▶ **What you will do**
Extract, from the records beneath this instruction, each line that contains the word "Ellipse".

***

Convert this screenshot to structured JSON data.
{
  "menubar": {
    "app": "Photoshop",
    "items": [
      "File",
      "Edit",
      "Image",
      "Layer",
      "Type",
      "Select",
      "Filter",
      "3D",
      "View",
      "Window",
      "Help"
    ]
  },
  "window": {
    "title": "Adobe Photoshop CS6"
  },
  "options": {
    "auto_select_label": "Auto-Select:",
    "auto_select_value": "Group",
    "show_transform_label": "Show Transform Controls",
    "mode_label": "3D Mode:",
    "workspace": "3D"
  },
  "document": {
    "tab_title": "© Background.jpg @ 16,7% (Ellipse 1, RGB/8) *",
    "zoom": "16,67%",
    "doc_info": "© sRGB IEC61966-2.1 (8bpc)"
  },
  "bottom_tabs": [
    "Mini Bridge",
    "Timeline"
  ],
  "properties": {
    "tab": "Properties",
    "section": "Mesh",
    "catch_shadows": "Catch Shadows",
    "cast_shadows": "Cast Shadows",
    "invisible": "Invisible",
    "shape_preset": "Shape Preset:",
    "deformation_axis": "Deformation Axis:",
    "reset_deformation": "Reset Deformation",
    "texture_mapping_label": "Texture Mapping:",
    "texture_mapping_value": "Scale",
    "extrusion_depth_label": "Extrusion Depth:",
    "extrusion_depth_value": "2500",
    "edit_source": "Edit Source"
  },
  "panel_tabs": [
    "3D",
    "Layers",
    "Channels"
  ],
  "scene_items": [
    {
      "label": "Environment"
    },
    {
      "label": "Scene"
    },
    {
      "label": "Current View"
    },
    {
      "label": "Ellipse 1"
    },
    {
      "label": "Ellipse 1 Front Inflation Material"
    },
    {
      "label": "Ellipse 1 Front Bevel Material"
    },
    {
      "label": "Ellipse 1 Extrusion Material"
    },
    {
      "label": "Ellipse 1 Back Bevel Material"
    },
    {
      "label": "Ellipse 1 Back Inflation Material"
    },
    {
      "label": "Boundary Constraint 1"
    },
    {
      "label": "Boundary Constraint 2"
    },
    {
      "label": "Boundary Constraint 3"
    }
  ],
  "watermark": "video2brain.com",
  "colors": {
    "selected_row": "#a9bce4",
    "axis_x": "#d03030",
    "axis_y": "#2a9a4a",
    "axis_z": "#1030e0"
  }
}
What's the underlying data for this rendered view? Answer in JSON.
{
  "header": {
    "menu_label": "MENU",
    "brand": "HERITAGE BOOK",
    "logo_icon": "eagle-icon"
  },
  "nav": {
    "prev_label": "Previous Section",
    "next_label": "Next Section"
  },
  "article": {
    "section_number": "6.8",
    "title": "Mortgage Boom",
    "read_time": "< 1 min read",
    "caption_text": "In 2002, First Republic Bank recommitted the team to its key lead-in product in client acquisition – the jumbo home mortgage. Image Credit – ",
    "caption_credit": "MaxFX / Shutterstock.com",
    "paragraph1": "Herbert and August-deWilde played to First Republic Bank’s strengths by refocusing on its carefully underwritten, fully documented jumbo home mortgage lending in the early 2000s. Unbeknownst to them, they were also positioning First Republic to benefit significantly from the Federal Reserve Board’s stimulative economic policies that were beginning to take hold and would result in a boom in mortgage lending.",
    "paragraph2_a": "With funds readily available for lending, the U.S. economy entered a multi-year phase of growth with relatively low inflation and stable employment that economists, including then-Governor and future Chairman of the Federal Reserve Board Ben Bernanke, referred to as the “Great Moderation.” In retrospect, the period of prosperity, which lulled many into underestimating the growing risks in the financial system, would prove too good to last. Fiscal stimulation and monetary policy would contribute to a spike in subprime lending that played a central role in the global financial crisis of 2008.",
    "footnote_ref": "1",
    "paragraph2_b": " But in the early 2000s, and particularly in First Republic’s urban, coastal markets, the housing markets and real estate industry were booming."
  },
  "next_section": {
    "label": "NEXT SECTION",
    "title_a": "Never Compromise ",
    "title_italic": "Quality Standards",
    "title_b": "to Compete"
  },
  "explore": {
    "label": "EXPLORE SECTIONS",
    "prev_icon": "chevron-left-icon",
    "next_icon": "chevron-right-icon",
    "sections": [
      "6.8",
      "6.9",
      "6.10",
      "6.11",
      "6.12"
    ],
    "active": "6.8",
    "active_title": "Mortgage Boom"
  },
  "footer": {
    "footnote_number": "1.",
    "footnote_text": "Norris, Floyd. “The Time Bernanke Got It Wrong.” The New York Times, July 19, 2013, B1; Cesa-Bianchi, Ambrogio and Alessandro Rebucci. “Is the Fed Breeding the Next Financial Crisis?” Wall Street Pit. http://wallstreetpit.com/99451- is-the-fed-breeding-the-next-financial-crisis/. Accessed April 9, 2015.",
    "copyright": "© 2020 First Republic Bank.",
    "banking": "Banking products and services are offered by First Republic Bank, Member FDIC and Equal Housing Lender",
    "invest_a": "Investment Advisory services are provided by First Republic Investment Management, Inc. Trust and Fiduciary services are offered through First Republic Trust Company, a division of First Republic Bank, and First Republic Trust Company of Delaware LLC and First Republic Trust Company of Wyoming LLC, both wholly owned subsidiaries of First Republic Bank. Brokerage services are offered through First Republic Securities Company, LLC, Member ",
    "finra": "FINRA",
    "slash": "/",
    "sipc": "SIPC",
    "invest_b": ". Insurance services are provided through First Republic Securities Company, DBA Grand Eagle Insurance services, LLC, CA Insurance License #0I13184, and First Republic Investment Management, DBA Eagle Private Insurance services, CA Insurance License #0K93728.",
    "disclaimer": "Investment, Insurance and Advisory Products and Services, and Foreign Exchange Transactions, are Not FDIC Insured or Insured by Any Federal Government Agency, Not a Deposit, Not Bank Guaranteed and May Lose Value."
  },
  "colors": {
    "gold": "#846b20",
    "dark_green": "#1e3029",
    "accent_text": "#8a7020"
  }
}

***

▶ **Completed exercise**
    "tab_title": "© Background.jpg @ 16,7% (Ellipse 1, RGB/8) *",
      "label": "Ellipse 1"
      "label": "Ellipse 1 Front Inflation Material"
      "label": "Ellipse 1 Front Bevel Material"
      "label": "Ellipse 1 Extrusion Material"
      "label": "Ellipse 1 Back Bevel Material"
      "label": "Ellipse 1 Back Inflation Material"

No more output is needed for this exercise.